I’ve been asking myself something for months now: Why do I keep watching Dolph Ziggler get his ass kicked? More recently I’ve been asking: Why do I keep watching Dolph Ziggler get his ass kicked when I know he can’t lose?
It wasn’t always this way. For a while I watched matches between Ziggler and Cesaro, Ziggler and the Miz — with one of the three typically holding the Intercontinental title — and assumed the bleach blonde was to serve as punching bag for ubermensch Cesaro and bombastic Miz and his up-and-coming usurper Mizdow. Over some months I realized I really enjoyed watching matches with the acrobatic, agile and perpetually sunburnt Ziggler; until late fall he remained a consistently entertaining mid-card contender with an impressive Intercontinental reign.

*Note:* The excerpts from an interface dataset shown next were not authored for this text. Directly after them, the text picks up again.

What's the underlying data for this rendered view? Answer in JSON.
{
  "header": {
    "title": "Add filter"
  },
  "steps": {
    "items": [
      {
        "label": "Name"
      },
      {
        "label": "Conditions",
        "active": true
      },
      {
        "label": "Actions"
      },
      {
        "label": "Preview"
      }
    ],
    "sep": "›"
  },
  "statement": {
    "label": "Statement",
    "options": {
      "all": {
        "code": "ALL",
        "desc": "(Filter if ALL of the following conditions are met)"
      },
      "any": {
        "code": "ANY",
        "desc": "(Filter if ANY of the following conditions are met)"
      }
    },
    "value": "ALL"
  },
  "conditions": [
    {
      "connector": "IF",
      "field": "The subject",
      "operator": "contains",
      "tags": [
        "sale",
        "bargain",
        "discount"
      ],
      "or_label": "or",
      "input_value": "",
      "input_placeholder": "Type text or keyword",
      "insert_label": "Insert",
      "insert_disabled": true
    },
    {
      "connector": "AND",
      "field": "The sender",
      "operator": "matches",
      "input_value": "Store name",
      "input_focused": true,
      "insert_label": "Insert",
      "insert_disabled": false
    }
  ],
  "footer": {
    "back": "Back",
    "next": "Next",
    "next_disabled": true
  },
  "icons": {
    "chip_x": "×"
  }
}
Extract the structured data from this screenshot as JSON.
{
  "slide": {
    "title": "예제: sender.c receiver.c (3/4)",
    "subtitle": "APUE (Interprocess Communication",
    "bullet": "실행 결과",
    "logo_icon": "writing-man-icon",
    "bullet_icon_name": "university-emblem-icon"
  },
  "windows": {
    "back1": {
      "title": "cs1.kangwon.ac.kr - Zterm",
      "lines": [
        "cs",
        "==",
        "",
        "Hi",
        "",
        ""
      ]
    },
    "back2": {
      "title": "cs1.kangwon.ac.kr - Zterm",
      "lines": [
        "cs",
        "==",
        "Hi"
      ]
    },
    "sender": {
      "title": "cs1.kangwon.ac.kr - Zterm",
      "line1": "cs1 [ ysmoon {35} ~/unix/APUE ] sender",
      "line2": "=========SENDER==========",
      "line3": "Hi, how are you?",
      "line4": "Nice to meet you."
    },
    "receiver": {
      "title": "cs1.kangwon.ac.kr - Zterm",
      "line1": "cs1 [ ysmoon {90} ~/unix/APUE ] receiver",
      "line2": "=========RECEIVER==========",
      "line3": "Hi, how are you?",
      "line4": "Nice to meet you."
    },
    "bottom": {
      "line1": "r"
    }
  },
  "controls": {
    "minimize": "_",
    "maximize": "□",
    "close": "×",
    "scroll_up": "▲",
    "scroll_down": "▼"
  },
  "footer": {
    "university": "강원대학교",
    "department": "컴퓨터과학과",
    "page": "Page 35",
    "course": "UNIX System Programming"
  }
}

Then came the November lead-up to Survivor Series, and with it the draft for Team Cena.
Since Roman Reigns’ sudden injury before Night of Champions, I’ve suspected the Cena vs. Authority plot was a slapdash replacement for what was supposed to be a Reigns/Authority feud that lasted through Hell in a Cell and Survivor Series. (The corollary to this theory is the Ambrose-Wyatt feud would’ve begun earlier and led up to a high stakes match at Hell in a Cell, leaving Rollins to feud with Reigns, rather than Ambrose, leading up to the MainStage pay-per-view match.) Cena mutating his feud with Lesnar into a feud with the Authority wasn’t much of a stretch, assuming you ignore all facts and reality — and as always considering the WWE, you must. That’s kind of it’s shtick.
Ignoring the reality wherein John Cena makes the WWE a fortune greater than some nations’ yearly GDPs and could only be fired for doing a line of blow off a police car while stabbing a (white) child in the heart, yes, the main plot surrounding Survivor Series was compelling. Team Cena loses and they’re all fired (except, at the last minute, Cena,) or Team Authority loses and Triple H and Steph are fired from RAW forever, barring John Cena’s command to bring them back, like Lazarus from the grave. As the Team Cena of Survivor Series continues to battle Team Authority-without-the-Authority in both RAW and Smackdown main events, I’m reminded of the parable of Christ Ziggler, because it just keeps happening.
The “Dolph Ziggler as scrappy champion who just won’t quit” narrative began with his Intercontinental Championship win and was the first sign that Ziggler may be destined for something greater than mid-card purgatory. While his (and everyone but Erick Rowan’s) aligning with John Cena didn’t make sense, Ziggler became a target for joining up with Cena first.
Every week leading up to survivor series featured Ziggler being teamed up on by two, three, four men intent on (appearing to) break his spirit and bones. Curiously, Cena rarely appeared to back him up during these routs until a more robust Team Cena was assembled. Until then it was the Passion of the Show-Off; a forsaken Ziggler taking Cena’s beatings, refusing to deny he who refused to show himself and defend his only ally. Yet it wasn’t that dramatic; rather, it was a slow grind of consistent, brutal losses so efficient they restricted showcasing Ziggler’s electric ring presence. What redemption could exist for those months of unanswered defeats?
At Survivor Series Ziggler was reborn.
Once the Authority had three against one, the already outrageously battered Ziggler, it was time to check the clock — the match couldn’t be over that quickly. Ziggler’s miraculous comeback (and an out of place dues ex machina featuring Sting) to become the sole survivor and win it for Team Cena broke even the loosest WWE in-show rules of what constitutes a down-and-out beating, and it was awesome. Cena’s sacrificial lamb won the match through a blood sacrifice, and since Survivor Series has been winning that way since.
Take last Friday’s Smackdown — Ziggler began the show with a match against Luke Harper for a shot at winning back his Intercontinental title. He wins the match — but not the title — The real title match will be fought at TLC — due to a disqualifying boot to the genitals from Harper.
Perhaps it says something about the current state of the WWE that the hero of their last Pay-Per-View wins matches by essentially losing them; Dolph gets the pin in the end, but if you were to analyze his matches as you might a football game, taking into consideration factors like “time of possession” roughly equating in this case to “time spent hurting the other guy more than he’s hurting you,”) Ziggler consistently fails to spend considerably more time “winning” during a match than his opponent.
Hopefully TLC holds a Ziggler-Harper match with a definitive, crucifixion-less title win, and the start of a plot that extracts these talented characters from the epilogue of an apparently completed story arc — and with it, releasing Ziggler from his Team Cena blood pact. Maybe he can enjoy a winning streak that feels like winning for a change.